What you should do:
Every line of the data should be output word for word.

═════ Source material ═════

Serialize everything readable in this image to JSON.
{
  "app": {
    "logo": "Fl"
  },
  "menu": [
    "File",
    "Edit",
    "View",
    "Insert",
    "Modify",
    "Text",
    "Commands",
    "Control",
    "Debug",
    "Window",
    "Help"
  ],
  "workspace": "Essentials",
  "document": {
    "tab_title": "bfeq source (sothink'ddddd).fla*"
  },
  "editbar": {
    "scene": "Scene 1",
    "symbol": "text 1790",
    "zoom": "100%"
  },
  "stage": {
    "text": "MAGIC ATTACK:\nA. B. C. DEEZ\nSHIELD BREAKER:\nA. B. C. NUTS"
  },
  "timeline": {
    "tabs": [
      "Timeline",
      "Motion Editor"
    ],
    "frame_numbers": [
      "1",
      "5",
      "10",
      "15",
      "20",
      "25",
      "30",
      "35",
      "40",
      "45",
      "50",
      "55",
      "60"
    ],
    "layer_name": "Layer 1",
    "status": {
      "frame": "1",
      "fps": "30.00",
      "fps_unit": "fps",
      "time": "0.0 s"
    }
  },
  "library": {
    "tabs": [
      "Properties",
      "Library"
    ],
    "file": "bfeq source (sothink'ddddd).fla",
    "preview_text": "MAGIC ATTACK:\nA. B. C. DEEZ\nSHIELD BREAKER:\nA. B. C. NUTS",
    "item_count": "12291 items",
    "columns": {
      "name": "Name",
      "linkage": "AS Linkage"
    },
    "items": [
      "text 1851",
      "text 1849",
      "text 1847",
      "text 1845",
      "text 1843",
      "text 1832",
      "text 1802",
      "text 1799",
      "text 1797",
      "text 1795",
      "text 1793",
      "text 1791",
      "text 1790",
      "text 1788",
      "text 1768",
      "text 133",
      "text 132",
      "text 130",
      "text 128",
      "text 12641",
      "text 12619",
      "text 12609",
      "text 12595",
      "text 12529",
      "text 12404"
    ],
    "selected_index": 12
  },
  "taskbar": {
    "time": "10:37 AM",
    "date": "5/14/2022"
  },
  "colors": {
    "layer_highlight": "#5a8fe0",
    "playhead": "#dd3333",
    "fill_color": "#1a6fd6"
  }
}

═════

Answer section:
Serialize everything readable in this image to JSON.
{
  "app": {
    "logo": "Fl"
  },
  "menu": [
    "File",
    "Edit",
    "View",
    "Insert",
    "Modify",
    "Text",
    "Commands",
    "Control",
    "Debug",
    "Window",
    "Help"
  ],
  "workspace": "Essentials",
  "document": {
    "tab_title": "bfeq source (sothink'ddddd).fla*"
  },
  "editbar": {
    "scene": "Scene 1",
    "symbol": "text 1790",
    "zoom": "100%"
  },
  "stage": {
    "text": "MAGIC ATTACK:\nA. B. C. DEEZ\nSHIELD BREAKER:\nA. B. C. NUTS"
  },
  "timeline": {
    "tabs": [
      "Timeline",
      "Motion Editor"
    ],
    "frame_numbers": [
      "1",
      "5",
      "10",
      "15",
      "20",
      "25",
      "30",
      "35",
      "40",
      "45",
      "50",
      "55",
      "60"
    ],
    "layer_name": "Layer 1",
    "status": {
      "frame": "1",
      "fps": "30.00",
      "fps_unit": "fps",
      "time": "0.0 s"
    }
  },
  "library": {
    "tabs": [
      "Properties",
      "Library"
    ],
    "file": "bfeq source (sothink'ddddd).fla",
    "preview_text": "MAGIC ATTACK:\nA. B. C. DEEZ\nSHIELD BREAKER:\nA. B. C. NUTS",
    "item_count": "12291 items",
    "columns": {
      "name": "Name",
      "linkage": "AS Linkage"
    },
    "items": [
      "text 1851",
      "text 1849",
      "text 1847",
      "text 1845",
      "text 1843",
      "text 1832",
      "text 1802",
      "text 1799",
      "text 1797",
      "text 1795",
      "text 1793",
      "text 1791",
      "text 1790",
      "text 1788",
      "text 1768",
      "text 133",
      "text 132",
      "text 130",
      "text 128",
      "text 12641",
      "text 12619",
      "text 12609",
      "text 12595",
      "text 12529",
      "text 12404"
    ],
    "selected_index": 12
  },
  "taskbar": {
    "time": "10:37 AM",
    "date": "5/14/2022"
  },
  "colors": {
    "layer_highlight": "#5a8fe0",
    "playhead": "#dd3333",
    "fill_color": "#1a6fd6"
  }
}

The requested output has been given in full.